Nor does it seem that [the former State employee] will be rendering services on a matter before his former agency. Although [the former State employee's] duties will extend beyond those of a laborer, his job will involve field oversight of the contractor's work. [The former State employee] will report any deficiencies in the contractor's work to [the private company's] resident engineer. The resident engineer will attempt to resolve the issue with the contractor. If unsuccessful, the matter will be brought to the City of [ ] for resolution. Thus, under these circumstances, even [the former State employee's] identification of deficiencies in the contractor's work does not constitute his performance of services on a matter before DOT. In addition, [the former State employee] has provided assurances that he will not help prepare reports that will be submitted to DOT or otherwise work behind the scenes to assist his new employer to obtain favorable consideration from his former agency.
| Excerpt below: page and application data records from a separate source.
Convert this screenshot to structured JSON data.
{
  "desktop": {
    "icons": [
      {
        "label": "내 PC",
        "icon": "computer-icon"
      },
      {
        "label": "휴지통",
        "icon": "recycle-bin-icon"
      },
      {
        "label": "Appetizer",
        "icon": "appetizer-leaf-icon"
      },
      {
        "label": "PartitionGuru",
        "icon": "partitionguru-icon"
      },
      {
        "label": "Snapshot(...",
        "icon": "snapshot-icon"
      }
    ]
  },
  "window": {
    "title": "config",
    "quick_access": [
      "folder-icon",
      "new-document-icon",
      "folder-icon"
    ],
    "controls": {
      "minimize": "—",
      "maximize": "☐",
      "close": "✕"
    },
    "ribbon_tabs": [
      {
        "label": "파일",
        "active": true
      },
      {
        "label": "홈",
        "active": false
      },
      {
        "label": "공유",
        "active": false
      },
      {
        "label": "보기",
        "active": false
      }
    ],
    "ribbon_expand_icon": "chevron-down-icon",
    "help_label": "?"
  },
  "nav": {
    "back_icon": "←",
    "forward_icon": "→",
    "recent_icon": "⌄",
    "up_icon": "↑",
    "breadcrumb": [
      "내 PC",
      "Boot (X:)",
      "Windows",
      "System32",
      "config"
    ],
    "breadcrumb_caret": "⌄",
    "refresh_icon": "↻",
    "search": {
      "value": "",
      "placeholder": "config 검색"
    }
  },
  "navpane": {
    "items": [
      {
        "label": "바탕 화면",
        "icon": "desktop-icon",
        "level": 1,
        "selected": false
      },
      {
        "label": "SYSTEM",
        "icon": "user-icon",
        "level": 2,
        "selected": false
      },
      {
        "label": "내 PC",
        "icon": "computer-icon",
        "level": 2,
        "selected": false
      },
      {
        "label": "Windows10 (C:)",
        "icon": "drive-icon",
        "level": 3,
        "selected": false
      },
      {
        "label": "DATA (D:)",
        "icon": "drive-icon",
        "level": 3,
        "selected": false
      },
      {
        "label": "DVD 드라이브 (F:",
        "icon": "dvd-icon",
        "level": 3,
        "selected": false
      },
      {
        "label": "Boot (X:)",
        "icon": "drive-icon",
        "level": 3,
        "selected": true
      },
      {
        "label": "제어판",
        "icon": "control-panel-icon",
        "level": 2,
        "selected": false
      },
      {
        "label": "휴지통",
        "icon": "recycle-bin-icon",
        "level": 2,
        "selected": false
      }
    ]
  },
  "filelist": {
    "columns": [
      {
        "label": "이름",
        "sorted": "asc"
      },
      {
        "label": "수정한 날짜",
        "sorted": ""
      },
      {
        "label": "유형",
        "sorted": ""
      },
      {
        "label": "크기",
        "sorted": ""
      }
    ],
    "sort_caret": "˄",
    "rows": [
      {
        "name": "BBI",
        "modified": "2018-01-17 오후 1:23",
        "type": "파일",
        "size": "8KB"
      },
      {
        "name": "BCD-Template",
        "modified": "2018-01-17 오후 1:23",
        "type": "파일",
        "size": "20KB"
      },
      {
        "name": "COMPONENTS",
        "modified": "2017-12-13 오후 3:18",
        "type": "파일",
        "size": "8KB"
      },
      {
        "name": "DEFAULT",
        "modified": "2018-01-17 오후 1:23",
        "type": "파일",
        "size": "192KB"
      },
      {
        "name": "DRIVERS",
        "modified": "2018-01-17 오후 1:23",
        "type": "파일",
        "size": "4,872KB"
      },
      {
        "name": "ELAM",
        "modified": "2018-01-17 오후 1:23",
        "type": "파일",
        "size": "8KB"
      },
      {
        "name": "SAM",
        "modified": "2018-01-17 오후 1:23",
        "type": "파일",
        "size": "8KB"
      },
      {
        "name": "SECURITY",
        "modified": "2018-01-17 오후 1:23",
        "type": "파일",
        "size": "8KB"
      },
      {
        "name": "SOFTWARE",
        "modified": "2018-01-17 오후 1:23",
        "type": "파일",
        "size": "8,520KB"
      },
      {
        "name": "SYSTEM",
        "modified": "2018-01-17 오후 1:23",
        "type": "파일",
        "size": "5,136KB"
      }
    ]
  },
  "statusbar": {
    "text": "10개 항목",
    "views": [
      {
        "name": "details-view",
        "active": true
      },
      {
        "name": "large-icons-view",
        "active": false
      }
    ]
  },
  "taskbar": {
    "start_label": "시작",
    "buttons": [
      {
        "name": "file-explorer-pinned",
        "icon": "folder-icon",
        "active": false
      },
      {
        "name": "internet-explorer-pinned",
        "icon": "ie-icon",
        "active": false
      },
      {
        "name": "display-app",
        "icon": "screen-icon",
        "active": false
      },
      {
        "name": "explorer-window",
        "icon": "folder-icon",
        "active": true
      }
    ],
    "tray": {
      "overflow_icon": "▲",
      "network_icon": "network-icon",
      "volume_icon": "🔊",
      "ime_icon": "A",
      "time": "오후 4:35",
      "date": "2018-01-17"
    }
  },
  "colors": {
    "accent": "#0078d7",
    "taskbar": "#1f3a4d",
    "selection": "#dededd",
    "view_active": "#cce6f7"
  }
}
The discussion above provides a clear answer to [the former State employee's] thoughtful question as to whether his merely working as a [private company] employee on the reconstruction project would be rendering services for compensation before DOT: the reconstruction project itself is not a matter before DOT so [the former State employee] may work on it if he otherwise conducts himself in a manner consistent with this opinion.
The Commission concludes that Public Officers Law §73(8)(a)(i) precludes a former employee, for two years after leaving State service, from appearing or practicing to influence a decision of the former agency; it does not proscribe all communication with the agency. In addition, a former employee must not, within two years of leaving State service, render services for compensation on a case, application, proceeding or other matter, where the services are meant to influence a decision of the agency.
The position of Construction Inspector does not require [the former State employee] to appear or practice before his former agency; nor will he be rendering services on a matter before his former agency.
This opinion, unless and until amended or revoked, is binding on the Commission in any subsequent proceeding concerning the person who requested it and who acted in good faith, unless material facts were omitted or misstated by the person in the request for opinion or related supporting documentation.
Paul Shechtman, Chair
Robert J. Giuffra, Jr.
Henry G. Gossel
O. Peter Sherwood, Members
Dated: December 17, 1999